TASK:
Each line of the records below that holds "image" should be copied out.

RECORDS TO USE:

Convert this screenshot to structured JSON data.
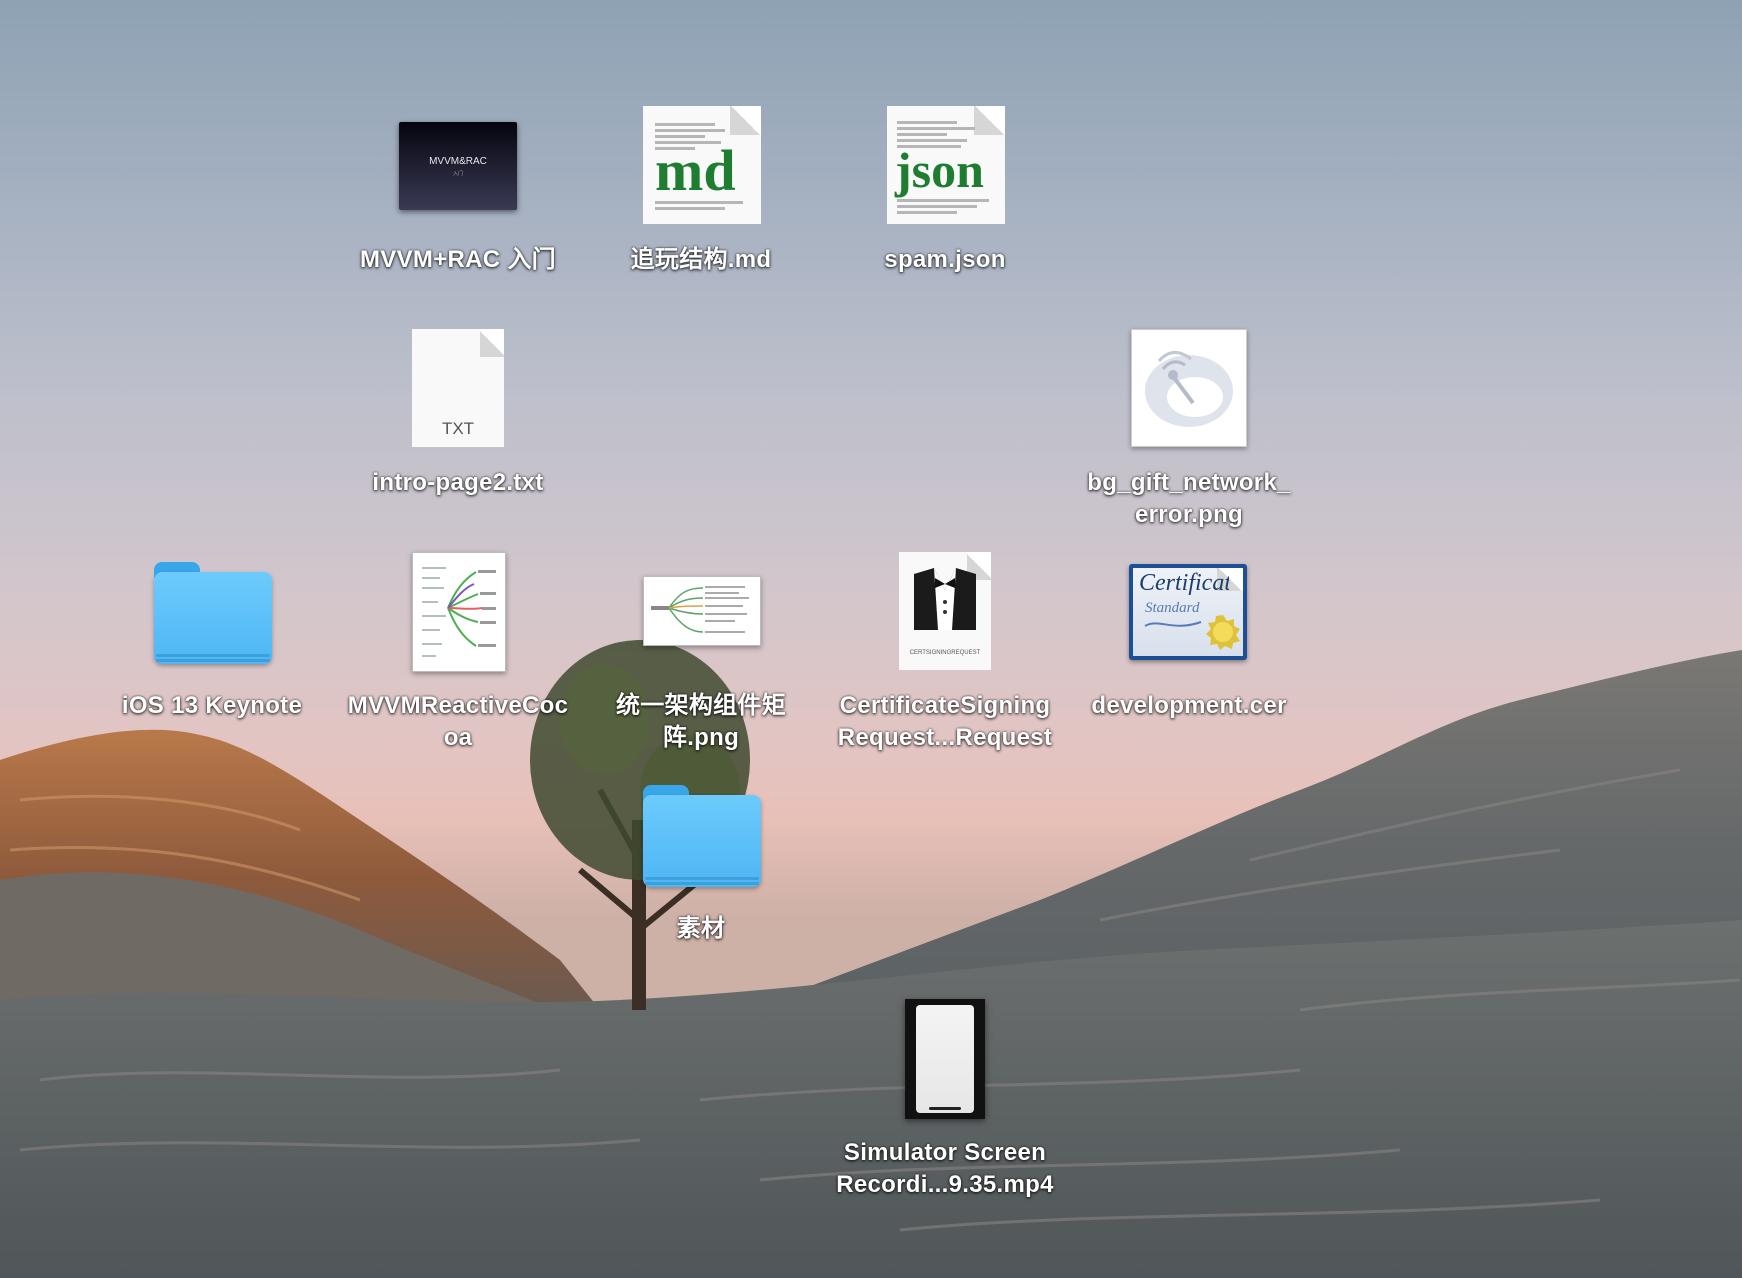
{
  "desktop": {
    "icons": [
      {
        "label": "MVVM+RAC 入门",
        "kind": "keynote",
        "slide_title": "MVVM&RAC",
        "slide_sub": "入门"
      },
      {
        "label": "追玩结构.md",
        "kind": "md",
        "badge": "md"
      },
      {
        "label": "spam.json",
        "kind": "json",
        "badge": "json"
      },
      {
        "label": "intro-page2.txt",
        "kind": "txt",
        "badge": "TXT"
      },
      {
        "label": "bg_gift_network_\nerror.png",
        "kind": "png-network"
      },
      {
        "label": "iOS 13 Keynote",
        "kind": "folder"
      },
      {
        "label": "MVVMReactiveCoc\noa",
        "kind": "pdf-mindmap"
      },
      {
        "label": "统一架构组件矩\n阵.png",
        "kind": "png-mindmap"
      },
      {
        "label": "CertificateSigning\nRequest...Request",
        "kind": "csr",
        "badge": "CERTSIGNINGREQUEST"
      },
      {
        "label": "development.cer",
        "kind": "cer",
        "badge_top": "Certificate",
        "badge_sub": "Standard"
      },
      {
        "label": "素材",
        "kind": "folder"
      },
      {
        "label": "Simulator Screen\nRecordi...9.35.mp4",
        "kind": "mp4"
      }
    ]
  },
  "colors": {
    "folder": "#5ec2f8",
    "label_text": "#ffffff",
    "md_green": "#1f7d32"
  }
}
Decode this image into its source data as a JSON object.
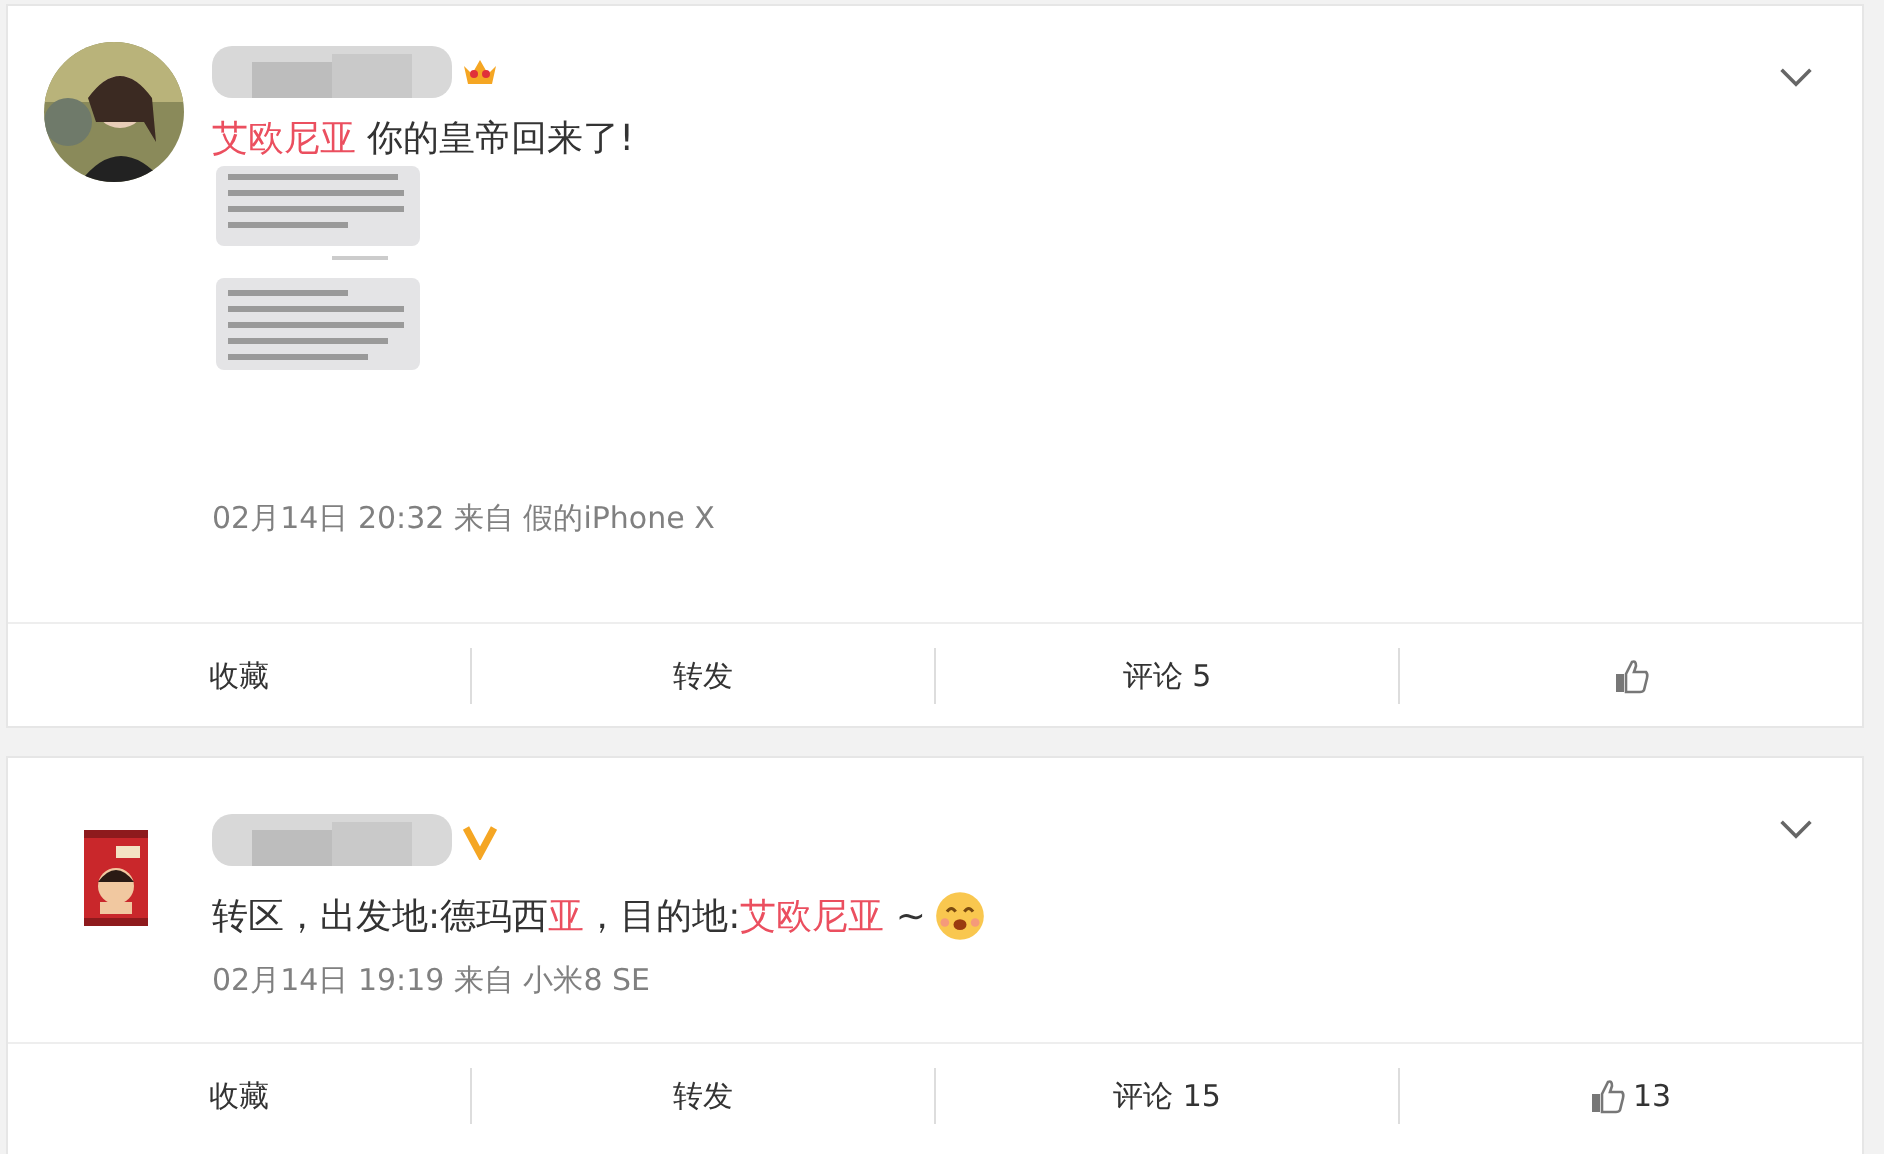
{
  "posts": [
    {
      "badge": {
        "kind": "crown"
      },
      "segments": [
        {
          "text": "艾欧尼亚",
          "highlight": true
        },
        {
          "text": " 你的皇帝回来了!",
          "highlight": false
        }
      ],
      "image": {
        "kind": "picture"
      },
      "timestamp": "02月14日 20:32 来自 假的iPhone X",
      "actions": [
        {
          "kind": "text",
          "label": "收藏"
        },
        {
          "kind": "text",
          "label": "转发"
        },
        {
          "kind": "text",
          "label": "评论 5"
        },
        {
          "kind": "like"
        }
      ]
    },
    {
      "badge": {
        "kind": "verified"
      },
      "segments": [
        {
          "text": "转区，出发地:德玛西",
          "highlight": false
        },
        {
          "text": "亚",
          "highlight": true
        },
        {
          "text": "，目的地:",
          "highlight": false
        },
        {
          "text": "艾欧尼亚",
          "highlight": true
        },
        {
          "text": " ~",
          "highlight": false
        }
      ],
      "emoji": true,
      "timestamp": "02月14日 19:19 来自 小米8 SE",
      "actions": [
        {
          "kind": "text",
          "label": "收藏"
        },
        {
          "kind": "text",
          "label": "转发"
        },
        {
          "kind": "text",
          "label": "评论 15"
        },
        {
          "kind": "like",
          "count": "13"
        }
      ]
    }
  ]
}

EXPECTED OUTPUT:
Decode this image into its source data as a JSON object.
      "image": {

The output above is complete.